This week’s post is about writing (again), editing, and wasting time.
Apart from a few outstanding changes I’m going to tackle today, my board paper is pretty much done. There was a very stressful hour where my supervisor suggested I save the huge Mass Observation section for later and submit the bits of the chapter that weren’t there, but I explained that I hadn’t actually written them yet and I wouldn’t be comfortable submitting 6,000ish words knocked out in 4 days (including a weekend) under duress and without being able to run them past him. Phew! Besides, I really want feedback on the Mass Observation stuff. Besides it having taken ages, I’m going to give a talk on it at a mini conference in a couple of weeks.
So I’ve actually gone straight back into the writing breach, first to write an abstract (which I was sending to my friend so no pressure BUT STILL), and then to actually write the talk. I need at least 20 minutes, and so far I have 10 minutes and 30 seconds. I was quite surprised when I wrote loads of words, then read them out to realise how little time they took up. I think I will fill the time okay in the end, but it was a scary moment. I even deliberately make myself talk slowly because I know I naturally talk quickly, but I still seem to say about 200 words a minute, which seems like a hell of a lot. How the hell do people manage to fill an hour’s lecture slot?!

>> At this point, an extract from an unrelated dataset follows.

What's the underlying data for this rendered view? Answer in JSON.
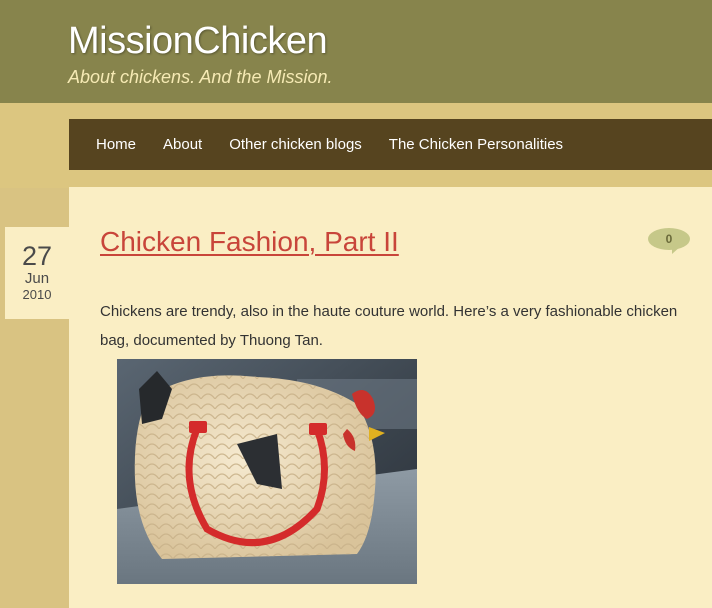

But I’ve actually found the talk-writing process okay overall. It’s a lot easier than writing a journal article as you don’t have to fiddle with references quite so much, and you get to take lots of breaks to practice and see how long a section takes to say out loud, so you’re not just writing solidly. Then there’s the knowledge that you don’t have to be judged by referees. I also really think people will be interested in what I have to say, which helps.
As for editing, luckily most of the things I’ve had to do are minor - a few autobiographical details here, a clarifying statement there. I need to read up on a couple of things, which I usually quite enjoy, so long as I have an idea of exactly what I’m looking for. I think the biggest challenge is going to be adding in a reference to ‘the political theories of Sir Robert Filmer’, who I’ve never actually heard of before. I hope there’s some sort of ‘Sir Robert Filmer for Dummies’ book. It doesn’t help that I think the library is closing early today because of unofficial end-of-term celebrations - which I’m going to, but argh. I think my least favourite kind of editing is having to move things about because it can send my footnotes into confusion, not to mention bits where I’ve put ‘as mentioned earlier’ or ‘this will be further examined later’. I don’t have to do that yet, but I can see it in my future.
This week, I also met a fellow historian at the British Library and we had a chat about my work. From what we ended up talking about, it occurred to me that I could be more effective in my use of the oral histories. I’ve been transcribing whole interviews ‘just in case’, but often I can’t relate a lot of the material to only children. So I think I’m going to just take down the comments about being an only child from now on, but I hate this feeling that I’ve wasted a load of valuable research time. Even though I keep telling myself it’s an academic hazard, and indeed a hazard of many jobs - authors cut loads of stuff from their books, film-makers shoot loads of footage for only a small percentage of it to be used, bands record loads of songs only for them not to make the final cut for the album - I have this guilty, stupid feeling, like I’ve wasted valuable research time and money. But I guess I’ll be more productive from now on. And the lady I met up with came up with some other ideas that I hadn’t thought of too, yay!